The Union Army surrendered Fort Sumter on April 13, and two days later Lincoln issued a proclamation calling for the raising of 75,000 troops from the state militias. Seven southern states had already seceded from the Union, and by June 8, four more would join the Confederate States of America.

By this time French’s wife Bess was gravely ill from cancer and tuberculosis. As her health declined, French stayed constantly by her bedside to comfort her. Bess died on May 6 at the age of 55. French wrote that evening in his journal, “My poor dear wife is now a saint in Heaven. At quarter after four o’clock this morning her pure spirit winged its way to the realms of bliss, and the mortal remains now lie quiet and beautiful as if she only slept.” The couple had been married for 36 happy years.

Washington was soon filled with troops coming in from the northern states. The first major battle of the war took place on July 21, 1861, about 25 miles southwest of the city, at a stream north of Manassas, Va., called Bull Run. The Union forces numbered over 28,000, and the Confederates over 32,000.

It was expected that the Union would easily win, and that the war would quickly end in its favor. But the Union troops were soundly defeated, and were forced into a disorderly retreat. On July 22 French wrote, “I am sick in body and mind. The battle yesterday was disastrous to our troops…at (half) past 8 I walked down in the City and soon found, to my sorrow, that our ‘grand army’ had made a grand run, and had been terribly cut up.”

French and Lincoln’s relationship grew into friendship. Lincoln felt comfortable sharing his thoughts with French about the “times and situation of affairs.” French was amused by Lincoln’s informal manner.

He described being at the White House on Sept. 4, 1861 when “…a carriage drove up to the door with four gentlemen in it. The President was one, but no mortal man would ever have suspected it was ‘The President.’ He was dressed in gray woolen clothing … He was covered with dust and came in alone with the peculiar swinging gait that characterizes the old ‘Rail splitter.’”

On Sept. 6, 1861 Lincoln appointed French to the position he had held in the administration of President Franklin Pierce — Commissioner of Public Buildings. His responsibilities would include caring for the White House, which would require frequent interactions with the President’s wife, Mary Todd Lincoln. After visiting the Lincolns in the White House on Sept. 7 French wrote, “Mrs. L. expressed her satisfaction at my appointment, and I hope and trust she and I shall get along quietly. I certainly shall do all in my power to oblige her and make her comfortable. She is evidently a smart, intelligent woman, and likes to have her own way pretty much.
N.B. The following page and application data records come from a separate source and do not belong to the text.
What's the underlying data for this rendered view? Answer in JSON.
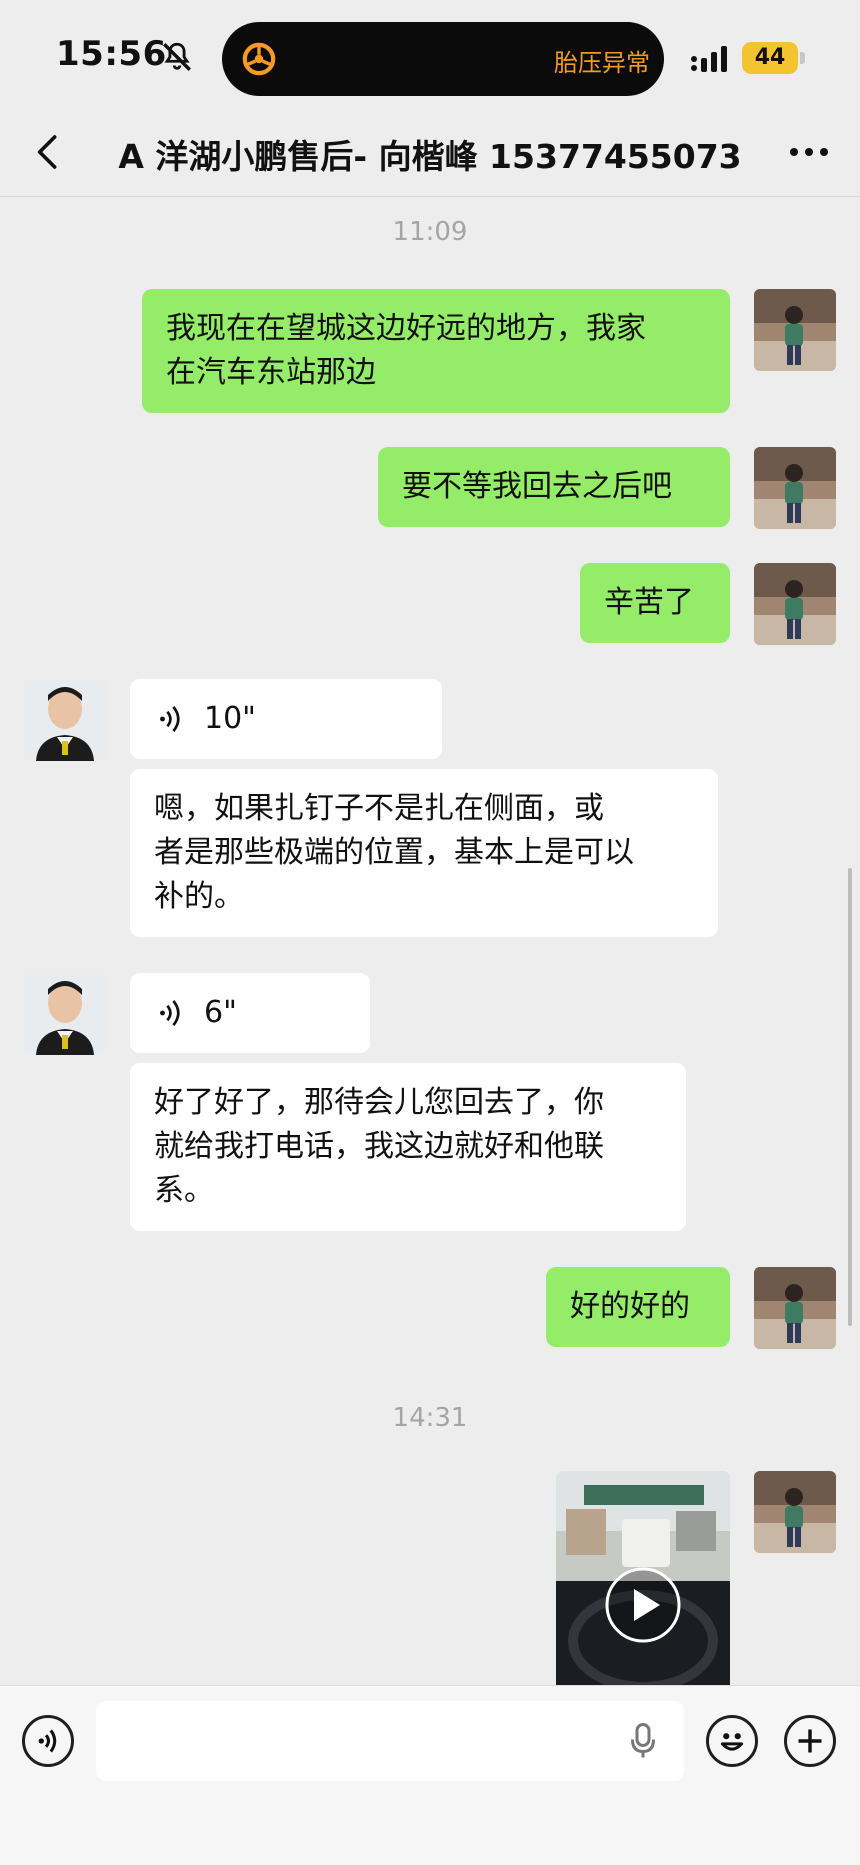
{
  "status_bar": {
    "time": "15:56",
    "island_alert": "胎压异常",
    "battery": "44"
  },
  "nav": {
    "title": "A 洋湖小鹏售后- 向楷峰 15377455073"
  },
  "chat": {
    "timestamps": [
      "11:09",
      "14:31"
    ],
    "messages": [
      {
        "from": "me",
        "type": "text",
        "lines": [
          "我现在在望城这边好远的地方，我家",
          "在汽车东站那边"
        ]
      },
      {
        "from": "me",
        "type": "text",
        "lines": [
          "要不等我回去之后吧"
        ]
      },
      {
        "from": "me",
        "type": "text",
        "lines": [
          "辛苦了"
        ]
      },
      {
        "from": "them",
        "type": "voice",
        "duration": "10\""
      },
      {
        "from": "them",
        "type": "text",
        "lines": [
          "嗯，如果扎钉子不是扎在侧面，或",
          "者是那些极端的位置，基本上是可以",
          "补的。"
        ]
      },
      {
        "from": "them",
        "type": "voice",
        "duration": "6\""
      },
      {
        "from": "them",
        "type": "text",
        "lines": [
          "好了好了，那待会儿您回去了，你",
          "就给我打电话，我这边就好和他联",
          "系。"
        ]
      },
      {
        "from": "me",
        "type": "text",
        "lines": [
          "好的好的"
        ]
      },
      {
        "from": "me",
        "type": "video"
      }
    ]
  },
  "colors": {
    "my_bubble": "#95ec69",
    "their_bubble": "#ffffff",
    "background": "#ededed",
    "alert": "#f59a23",
    "battery": "#f4c330"
  },
  "icons": [
    "bell-slash-icon",
    "tire-icon",
    "signal-icon",
    "back-icon",
    "more-icon",
    "voice-wave-icon",
    "play-icon",
    "voice-input-icon",
    "mic-icon",
    "emoji-icon",
    "plus-icon"
  ]
}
I was delighted with her independence and her ladylike reception of me.”

Next week: Despite Benjamin French’s efforts, not all would go smoothly with Mrs. Lincoln.
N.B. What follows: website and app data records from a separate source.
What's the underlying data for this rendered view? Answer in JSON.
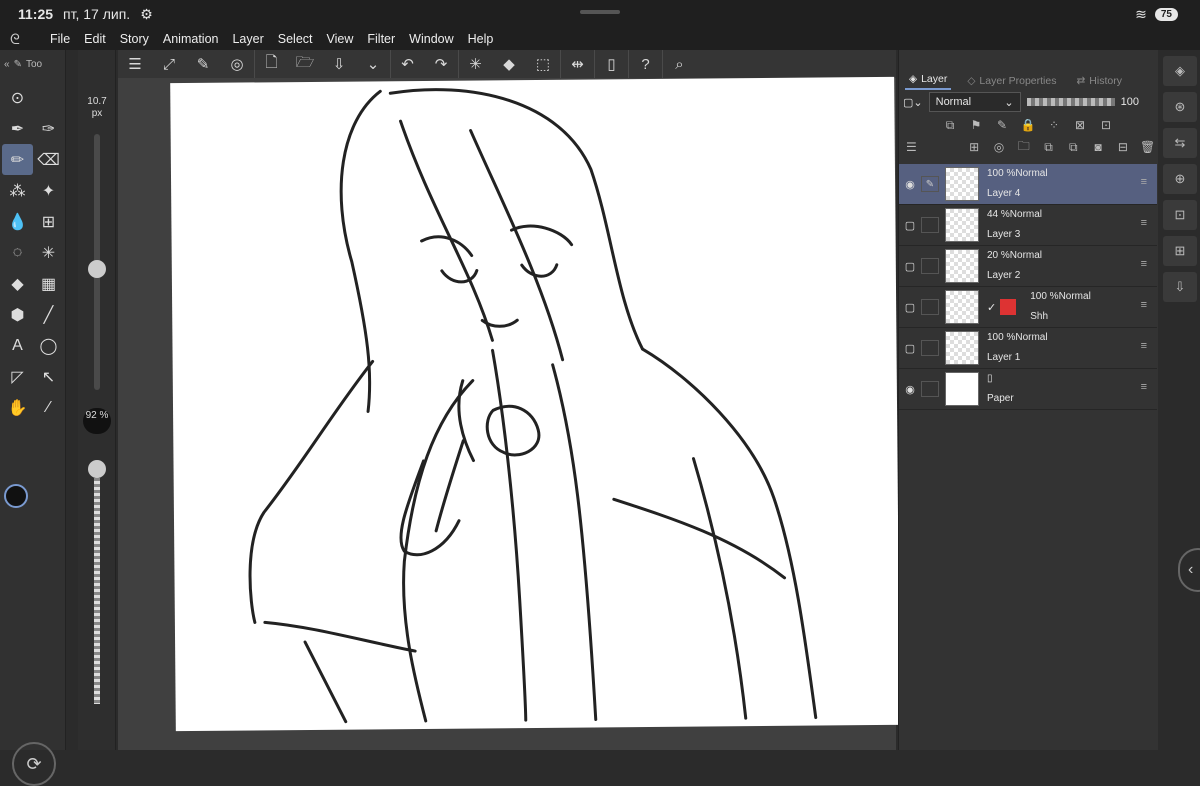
{
  "status": {
    "time": "11:25",
    "date": "пт, 17 лип.",
    "battery": "75"
  },
  "menu": [
    "File",
    "Edit",
    "Story",
    "Animation",
    "Layer",
    "Select",
    "View",
    "Filter",
    "Window",
    "Help"
  ],
  "tool_panel": {
    "tab_label": "Too"
  },
  "brush": {
    "size": "10.7 px",
    "opacity": "92 %"
  },
  "layer_panel": {
    "tabs": [
      "Layer",
      "Layer Properties",
      "History"
    ],
    "blend_mode": "Normal",
    "opacity_value": "100"
  },
  "layers": [
    {
      "mode": "100 %Normal",
      "name": "Layer 4",
      "selected": true,
      "visible": true
    },
    {
      "mode": "44 %Normal",
      "name": "Layer 3",
      "selected": false,
      "visible": false
    },
    {
      "mode": "20 %Normal",
      "name": "Layer 2",
      "selected": false,
      "visible": false
    },
    {
      "mode": "100 %Normal",
      "name": "Shh",
      "selected": false,
      "visible": false
    },
    {
      "mode": "100 %Normal",
      "name": "Layer 1",
      "selected": false,
      "visible": false
    },
    {
      "mode": "",
      "name": "Paper",
      "selected": false,
      "visible": true
    }
  ],
  "colors": {
    "accent": "#566080",
    "background": "#2b2b2b"
  }
}
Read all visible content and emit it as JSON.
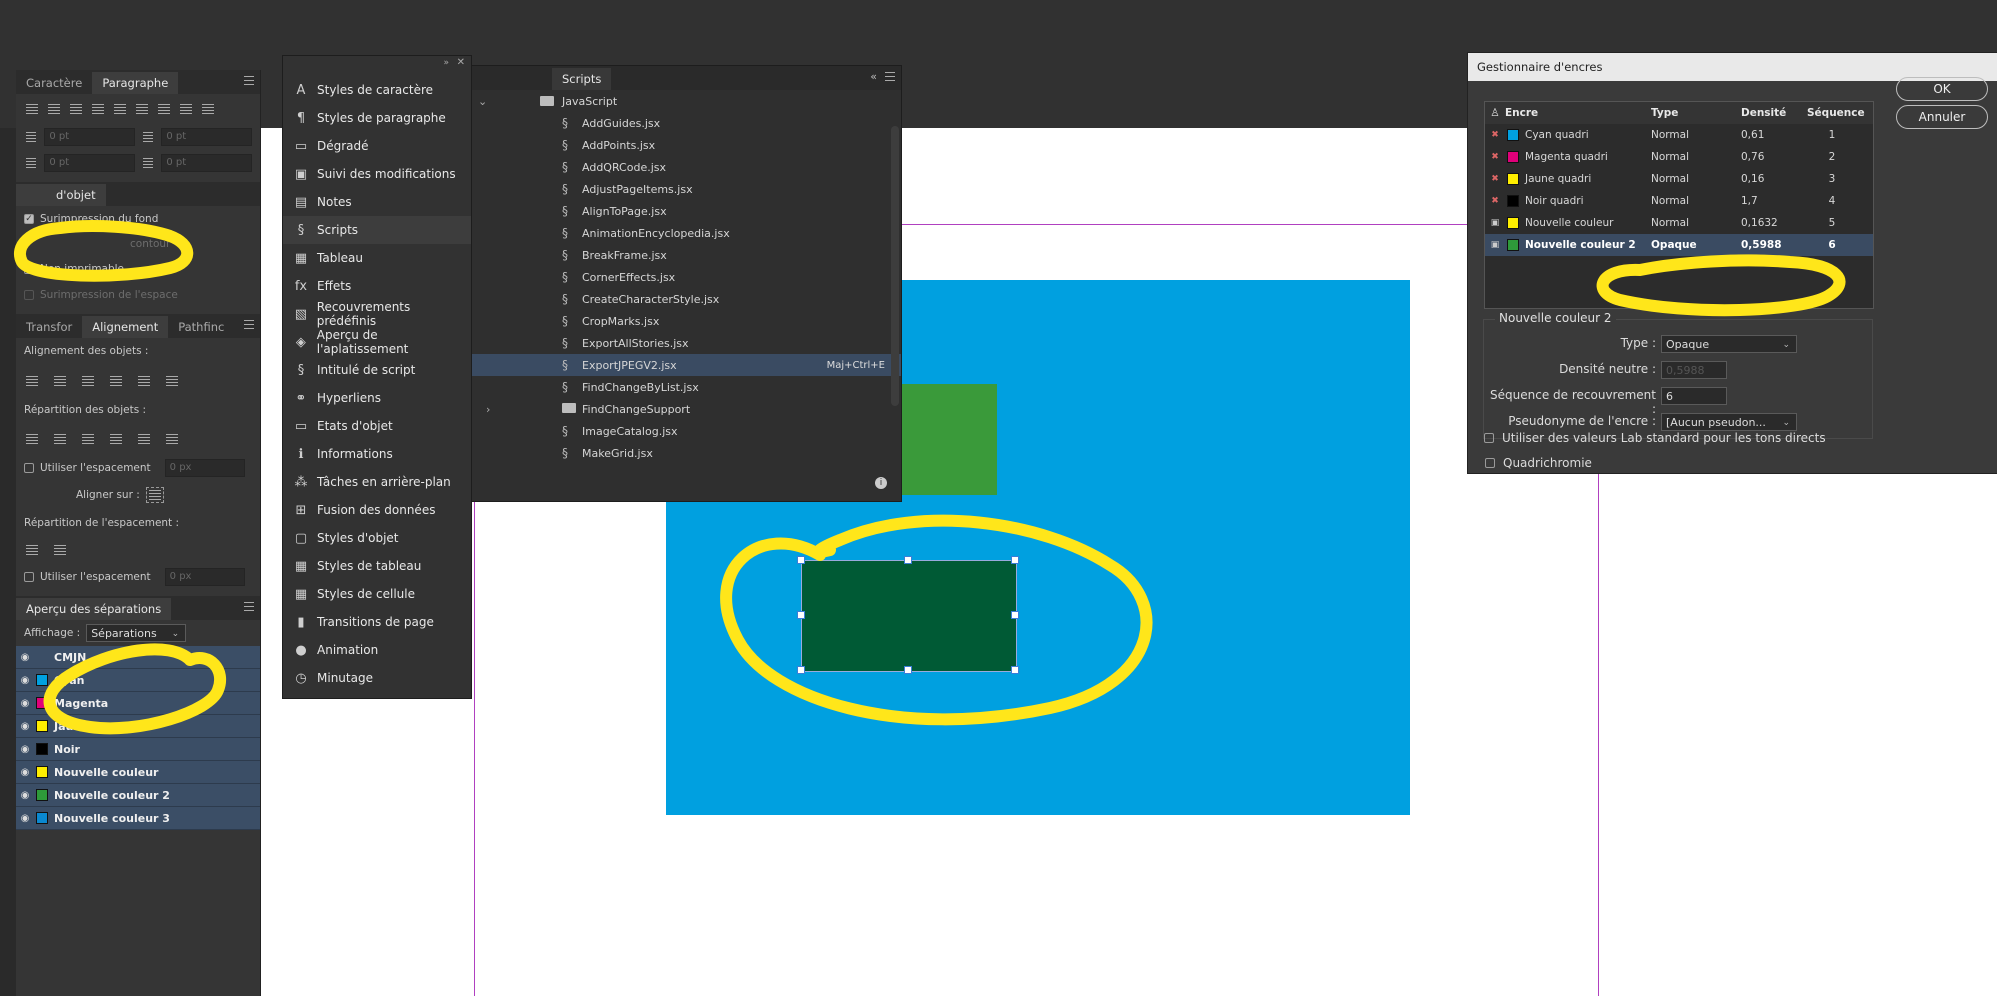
{
  "left_panel": {
    "tabs": [
      "Caractère",
      "Paragraphe"
    ],
    "attributes_header": "d'objet",
    "options": [
      {
        "label": "Surimpression du fond",
        "checked": true
      },
      {
        "label": "contour",
        "checked": false
      },
      {
        "label": "Non imprimable",
        "checked": false
      },
      {
        "label": "Surimpression de l'espace",
        "checked": false
      }
    ],
    "indent_value": "0 pt",
    "align_tabs": [
      "Transfor",
      "Alignement",
      "Pathfinc"
    ],
    "align_objects_label": "Alignement des objets :",
    "distribute_objects_label": "Répartition des objets :",
    "use_spacing_label": "Utiliser l'espacement",
    "spacing_value": "0 px",
    "align_to_label": "Aligner sur :",
    "distribute_spacing_label": "Répartition de l'espacement :"
  },
  "separations": {
    "title": "Aperçu des séparations",
    "display_label": "Affichage :",
    "display_value": "Séparations",
    "rows": [
      {
        "name": "CMJN",
        "color": ""
      },
      {
        "name": "Cyan",
        "color": "#00a0e0"
      },
      {
        "name": "Magenta",
        "color": "#e0007a"
      },
      {
        "name": "Jaune",
        "color": "#ffee00"
      },
      {
        "name": "Noir",
        "color": "#000000"
      },
      {
        "name": "Nouvelle couleur",
        "color": "#ffee00"
      },
      {
        "name": "Nouvelle couleur 2",
        "color": "#2e9a3a"
      },
      {
        "name": "Nouvelle couleur 3",
        "color": "#0a88d0"
      }
    ]
  },
  "menu": {
    "items": [
      {
        "label": "Styles de caractère",
        "icon": "A"
      },
      {
        "label": "Styles de paragraphe",
        "icon": "¶"
      },
      {
        "label": "Dégradé",
        "icon": "▭"
      },
      {
        "label": "Suivi des modifications",
        "icon": "▣"
      },
      {
        "label": "Notes",
        "icon": "▤"
      },
      {
        "label": "Scripts",
        "icon": "§",
        "active": true
      },
      {
        "label": "Tableau",
        "icon": "▦"
      },
      {
        "label": "Effets",
        "icon": "fx"
      },
      {
        "label": "Recouvrements prédéfinis",
        "icon": "▧"
      },
      {
        "label": "Aperçu de l'aplatissement",
        "icon": "◈"
      },
      {
        "label": "Intitulé de script",
        "icon": "§"
      },
      {
        "label": "Hyperliens",
        "icon": "⚭"
      },
      {
        "label": "Etats d'objet",
        "icon": "▭"
      },
      {
        "label": "Informations",
        "icon": "ℹ"
      },
      {
        "label": "Tâches en arrière-plan",
        "icon": "⁂"
      },
      {
        "label": "Fusion des données",
        "icon": "⊞"
      },
      {
        "label": "Styles d'objet",
        "icon": "▢"
      },
      {
        "label": "Styles de tableau",
        "icon": "▦"
      },
      {
        "label": "Styles de cellule",
        "icon": "▦"
      },
      {
        "label": "Transitions de page",
        "icon": "▮"
      },
      {
        "label": "Animation",
        "icon": "●"
      },
      {
        "label": "Minutage",
        "icon": "◷"
      }
    ]
  },
  "scripts": {
    "title": "Scripts",
    "root": "JavaScript",
    "items": [
      {
        "name": "AddGuides.jsx"
      },
      {
        "name": "AddPoints.jsx"
      },
      {
        "name": "AddQRCode.jsx"
      },
      {
        "name": "AdjustPageItems.jsx"
      },
      {
        "name": "AlignToPage.jsx"
      },
      {
        "name": "AnimationEncyclopedia.jsx"
      },
      {
        "name": "BreakFrame.jsx"
      },
      {
        "name": "CornerEffects.jsx"
      },
      {
        "name": "CreateCharacterStyle.jsx"
      },
      {
        "name": "CropMarks.jsx"
      },
      {
        "name": "ExportAllStories.jsx"
      },
      {
        "name": "ExportJPEGV2.jsx",
        "shortcut": "Maj+Ctrl+E",
        "selected": true
      },
      {
        "name": "FindChangeByList.jsx"
      },
      {
        "name": "FindChangeSupport",
        "folder": true
      },
      {
        "name": "ImageCatalog.jsx"
      },
      {
        "name": "MakeGrid.jsx"
      }
    ]
  },
  "ink_manager": {
    "title": "Gestionnaire d'encres",
    "columns": [
      "Encre",
      "Type",
      "Densité",
      "Séquence"
    ],
    "inks": [
      {
        "name": "Cyan quadri",
        "type": "Normal",
        "density": "0,61",
        "seq": "1",
        "color": "#00a0e0"
      },
      {
        "name": "Magenta quadri",
        "type": "Normal",
        "density": "0,76",
        "seq": "2",
        "color": "#e0007a"
      },
      {
        "name": "Jaune quadri",
        "type": "Normal",
        "density": "0,16",
        "seq": "3",
        "color": "#ffee00"
      },
      {
        "name": "Noir quadri",
        "type": "Normal",
        "density": "1,7",
        "seq": "4",
        "color": "#000000"
      },
      {
        "name": "Nouvelle couleur",
        "type": "Normal",
        "density": "0,1632",
        "seq": "5",
        "color": "#ffee00"
      },
      {
        "name": "Nouvelle couleur 2",
        "type": "Opaque",
        "density": "0,5988",
        "seq": "6",
        "color": "#2e9a3a",
        "selected": true
      }
    ],
    "ok": "OK",
    "cancel": "Annuler",
    "group_title": "Nouvelle couleur 2",
    "type_label": "Type :",
    "type_value": "Opaque",
    "neutral_density_label": "Densité neutre :",
    "neutral_density_value": "0,5988",
    "trap_seq_label": "Séquence de recouvrement :",
    "trap_seq_value": "6",
    "alias_label": "Pseudonyme de l'encre :",
    "alias_value": "[Aucun pseudon...",
    "check_quadri": "Quadrichromie",
    "check_lab": "Utiliser des valeurs Lab standard pour les tons directs"
  },
  "colors": {
    "highlight": "#ffe61a",
    "accent_selection": "#3a4b62"
  }
}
Aurore Eaton is a historian and writer in Manchester, contact her at auroreeaton@aol.com.